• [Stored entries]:
<<<<
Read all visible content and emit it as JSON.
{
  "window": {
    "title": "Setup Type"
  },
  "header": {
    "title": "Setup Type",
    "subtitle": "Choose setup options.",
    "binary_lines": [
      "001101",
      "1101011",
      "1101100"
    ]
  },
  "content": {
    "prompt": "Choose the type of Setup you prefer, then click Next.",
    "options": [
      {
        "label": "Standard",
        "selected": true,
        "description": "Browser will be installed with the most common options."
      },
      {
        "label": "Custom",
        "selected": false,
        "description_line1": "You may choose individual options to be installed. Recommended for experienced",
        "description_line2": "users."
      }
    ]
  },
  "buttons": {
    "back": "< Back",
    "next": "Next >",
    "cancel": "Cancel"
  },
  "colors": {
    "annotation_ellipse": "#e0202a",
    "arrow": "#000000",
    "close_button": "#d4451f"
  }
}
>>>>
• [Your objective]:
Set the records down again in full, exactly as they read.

• [Solution for this exercise]:
Read all visible content and emit it as JSON.
{
  "window": {
    "title": "Setup Type"
  },
  "header": {
    "title": "Setup Type",
    "subtitle": "Choose setup options.",
    "binary_lines": [
      "001101",
      "1101011",
      "1101100"
    ]
  },
  "content": {
    "prompt": "Choose the type of Setup you prefer, then click Next.",
    "options": [
      {
        "label": "Standard",
        "selected": true,
        "description": "Browser will be installed with the most common options."
      },
      {
        "label": "Custom",
        "selected": false,
        "description_line1": "You may choose individual options to be installed. Recommended for experienced",
        "description_line2": "users."
      }
    ]
  },
  "buttons": {
    "back": "< Back",
    "next": "Next >",
    "cancel": "Cancel"
  },
  "colors": {
    "annotation_ellipse": "#e0202a",
    "arrow": "#000000",
    "close_button": "#d4451f"
  }
}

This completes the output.